So what would cross the line? Certainly anything racially discriminatory. President Trump likes to call COVID-19 the “China Virus.” If any part of the government tried to impose special rules on Asian Americans those rules would be unconstitutional. In 1900, the city of San Francisco “required persons of Chinese ancestry to undergo inoculation against the bubonic plague by a [potentially dangerous] serum known as ‘Haffkine Prophylactic’ and prohibited uninoculated Chinese residents from traveling outside the city.” A federal court stopped the city from enforcing the order, holding the city failed to produce evidence that the Chinese were more likely to carry or spread the plague than anyone else.

Restrictions that smack of political favoritism might fail strict scrutiny as well. So would hastily drafted laws that, perhaps unintentionally, made distinctions between what sorts of activities are allowed that could not be justified on public health grounds. Also, laws that put people’s lives or health in danger by over-restricting access to food, medicine, and medical treatment, or perhaps even exercise for some people would probably be unconstitutional. So might restrictions that, for reasons of political inertia, remained in place after they could no longer be reasonably justified.

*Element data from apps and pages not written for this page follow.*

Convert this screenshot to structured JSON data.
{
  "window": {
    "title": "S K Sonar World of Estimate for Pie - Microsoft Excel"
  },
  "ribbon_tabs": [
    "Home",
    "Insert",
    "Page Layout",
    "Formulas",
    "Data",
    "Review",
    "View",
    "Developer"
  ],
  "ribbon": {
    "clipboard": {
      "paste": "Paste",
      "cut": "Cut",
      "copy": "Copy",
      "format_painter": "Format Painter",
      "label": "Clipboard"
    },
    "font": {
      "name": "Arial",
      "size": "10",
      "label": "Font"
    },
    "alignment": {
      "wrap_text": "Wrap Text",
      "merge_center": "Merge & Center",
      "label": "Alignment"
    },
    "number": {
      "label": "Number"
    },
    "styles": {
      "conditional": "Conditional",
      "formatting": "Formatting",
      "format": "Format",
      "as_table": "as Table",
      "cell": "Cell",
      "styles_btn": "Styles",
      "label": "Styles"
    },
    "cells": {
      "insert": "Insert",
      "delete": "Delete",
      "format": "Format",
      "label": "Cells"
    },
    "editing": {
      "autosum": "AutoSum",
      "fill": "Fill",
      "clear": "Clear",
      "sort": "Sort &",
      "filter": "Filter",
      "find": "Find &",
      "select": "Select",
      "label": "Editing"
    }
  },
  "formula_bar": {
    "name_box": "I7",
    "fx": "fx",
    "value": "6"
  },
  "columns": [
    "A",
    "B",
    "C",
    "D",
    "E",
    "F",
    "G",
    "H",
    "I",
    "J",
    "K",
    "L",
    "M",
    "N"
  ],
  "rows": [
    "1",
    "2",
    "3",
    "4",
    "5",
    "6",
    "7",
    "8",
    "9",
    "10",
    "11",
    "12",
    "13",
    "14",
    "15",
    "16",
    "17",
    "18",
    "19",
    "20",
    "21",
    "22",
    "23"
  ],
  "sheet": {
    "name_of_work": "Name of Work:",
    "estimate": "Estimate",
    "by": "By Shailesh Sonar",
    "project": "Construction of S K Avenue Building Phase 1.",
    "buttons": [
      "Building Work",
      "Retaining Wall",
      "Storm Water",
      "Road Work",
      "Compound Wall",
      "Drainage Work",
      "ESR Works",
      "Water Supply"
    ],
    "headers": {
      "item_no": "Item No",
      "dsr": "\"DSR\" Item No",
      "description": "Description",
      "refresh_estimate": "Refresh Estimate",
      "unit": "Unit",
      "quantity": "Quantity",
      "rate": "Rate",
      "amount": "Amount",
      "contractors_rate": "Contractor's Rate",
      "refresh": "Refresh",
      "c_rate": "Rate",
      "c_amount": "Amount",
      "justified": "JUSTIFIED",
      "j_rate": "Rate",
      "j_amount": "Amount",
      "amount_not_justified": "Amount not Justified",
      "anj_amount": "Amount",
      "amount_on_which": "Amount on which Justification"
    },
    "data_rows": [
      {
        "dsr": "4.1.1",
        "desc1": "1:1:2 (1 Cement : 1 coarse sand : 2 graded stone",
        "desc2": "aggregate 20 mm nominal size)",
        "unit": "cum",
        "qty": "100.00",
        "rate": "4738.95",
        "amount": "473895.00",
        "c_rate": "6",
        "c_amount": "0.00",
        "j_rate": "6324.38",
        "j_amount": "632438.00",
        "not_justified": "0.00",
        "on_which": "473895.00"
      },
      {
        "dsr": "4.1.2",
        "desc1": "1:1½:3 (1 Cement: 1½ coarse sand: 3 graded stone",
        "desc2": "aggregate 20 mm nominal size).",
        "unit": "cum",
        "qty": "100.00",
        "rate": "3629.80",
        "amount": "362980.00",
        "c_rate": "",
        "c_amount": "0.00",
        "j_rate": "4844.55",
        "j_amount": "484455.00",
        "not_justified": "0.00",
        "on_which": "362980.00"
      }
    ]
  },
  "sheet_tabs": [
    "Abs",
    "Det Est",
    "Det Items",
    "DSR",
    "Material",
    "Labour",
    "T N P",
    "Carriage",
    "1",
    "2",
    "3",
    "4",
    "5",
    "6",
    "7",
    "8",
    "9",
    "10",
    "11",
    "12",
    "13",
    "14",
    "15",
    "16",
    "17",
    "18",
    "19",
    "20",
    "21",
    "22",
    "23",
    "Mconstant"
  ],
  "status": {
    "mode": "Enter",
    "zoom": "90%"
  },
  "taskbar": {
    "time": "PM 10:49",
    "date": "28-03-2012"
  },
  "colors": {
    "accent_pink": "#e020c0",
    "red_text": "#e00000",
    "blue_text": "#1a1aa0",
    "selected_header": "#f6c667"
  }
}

Finally, it is worth noting that there are two ways to challenge the constitutionality of a law. Someone could challenge a law “on its face,” meaning they want the court to strike down the law in its entirety. Another way is to challenge a law “as applied” to a particular person. For example, a cardiac patient might challenge a restriction that is preventing him or her from going outside for needed exercise. 

For now, it seems more likely that a court would uphold an “as applied” challenge where a restriction was enforced so rigidly that it created a harmful outcome in a particular case. While the government must act forcefully to protect public health, it would be best if restrictions were enforced flexibly. For example, while the mayor of Los Angeles has said of his “safer at home” order: “This is not a request—this is an order,” his officials have also said that they would take a “light touch” to enforcement.

In conclusion, strong government action, with due respect for the government’s constitutional limitations and some flexibility in enforcement, would seem to be the best approach.